EXERCISE BRIEF: Copy each line in the data that includes the word "icon".

[Web page and app entries]
════

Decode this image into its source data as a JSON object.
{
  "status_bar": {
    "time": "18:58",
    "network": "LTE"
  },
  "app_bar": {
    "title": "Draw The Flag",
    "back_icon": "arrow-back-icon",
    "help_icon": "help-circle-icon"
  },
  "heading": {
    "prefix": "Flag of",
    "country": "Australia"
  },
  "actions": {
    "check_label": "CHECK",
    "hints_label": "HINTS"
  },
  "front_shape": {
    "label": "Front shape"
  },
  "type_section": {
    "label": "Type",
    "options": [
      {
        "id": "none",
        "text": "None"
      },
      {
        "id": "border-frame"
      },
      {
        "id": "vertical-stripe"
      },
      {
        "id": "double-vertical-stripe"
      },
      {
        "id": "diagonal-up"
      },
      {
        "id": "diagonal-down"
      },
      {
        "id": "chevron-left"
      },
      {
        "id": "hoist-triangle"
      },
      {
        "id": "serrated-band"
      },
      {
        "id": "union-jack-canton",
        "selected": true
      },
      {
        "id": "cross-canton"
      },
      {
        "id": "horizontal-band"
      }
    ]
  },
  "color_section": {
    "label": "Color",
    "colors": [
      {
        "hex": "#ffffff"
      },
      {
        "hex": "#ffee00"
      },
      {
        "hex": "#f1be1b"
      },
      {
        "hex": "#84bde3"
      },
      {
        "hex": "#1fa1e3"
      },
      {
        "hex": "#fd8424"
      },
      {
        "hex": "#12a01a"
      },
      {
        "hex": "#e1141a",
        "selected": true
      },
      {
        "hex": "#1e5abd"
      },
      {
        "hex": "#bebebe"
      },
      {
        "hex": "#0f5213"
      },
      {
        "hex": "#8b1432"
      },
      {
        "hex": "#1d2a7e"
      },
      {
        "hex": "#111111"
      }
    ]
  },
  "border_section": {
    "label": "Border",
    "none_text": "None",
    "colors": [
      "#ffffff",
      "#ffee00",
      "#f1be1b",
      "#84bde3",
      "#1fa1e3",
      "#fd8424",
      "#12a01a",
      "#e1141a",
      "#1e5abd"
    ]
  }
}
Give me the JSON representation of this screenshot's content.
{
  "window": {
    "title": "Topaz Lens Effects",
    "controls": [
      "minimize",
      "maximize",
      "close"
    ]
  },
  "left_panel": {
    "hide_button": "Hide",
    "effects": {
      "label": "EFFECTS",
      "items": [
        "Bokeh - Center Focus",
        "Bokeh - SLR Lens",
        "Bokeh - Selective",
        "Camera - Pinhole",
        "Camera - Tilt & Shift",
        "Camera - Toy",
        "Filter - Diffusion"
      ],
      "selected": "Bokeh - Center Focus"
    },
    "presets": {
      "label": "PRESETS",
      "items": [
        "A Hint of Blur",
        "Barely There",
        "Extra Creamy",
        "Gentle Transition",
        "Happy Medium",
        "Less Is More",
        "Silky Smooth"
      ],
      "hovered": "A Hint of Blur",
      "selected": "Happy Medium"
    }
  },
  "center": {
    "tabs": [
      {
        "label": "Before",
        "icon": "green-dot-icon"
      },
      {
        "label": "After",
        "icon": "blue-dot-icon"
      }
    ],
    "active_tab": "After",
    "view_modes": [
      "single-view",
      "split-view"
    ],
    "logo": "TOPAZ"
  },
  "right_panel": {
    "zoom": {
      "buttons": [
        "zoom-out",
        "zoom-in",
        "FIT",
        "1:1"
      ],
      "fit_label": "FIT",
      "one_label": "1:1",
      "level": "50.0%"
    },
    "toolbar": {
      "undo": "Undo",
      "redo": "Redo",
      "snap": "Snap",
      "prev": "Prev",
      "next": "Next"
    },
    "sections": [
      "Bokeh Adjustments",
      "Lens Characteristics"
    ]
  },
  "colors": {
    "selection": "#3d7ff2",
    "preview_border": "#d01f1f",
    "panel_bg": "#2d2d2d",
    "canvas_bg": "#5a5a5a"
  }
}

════

TASK OUTPUT:
    "back_icon": "arrow-back-icon",
    "help_icon": "help-circle-icon"
        "icon": "green-dot-icon"
        "icon": "blue-dot-icon"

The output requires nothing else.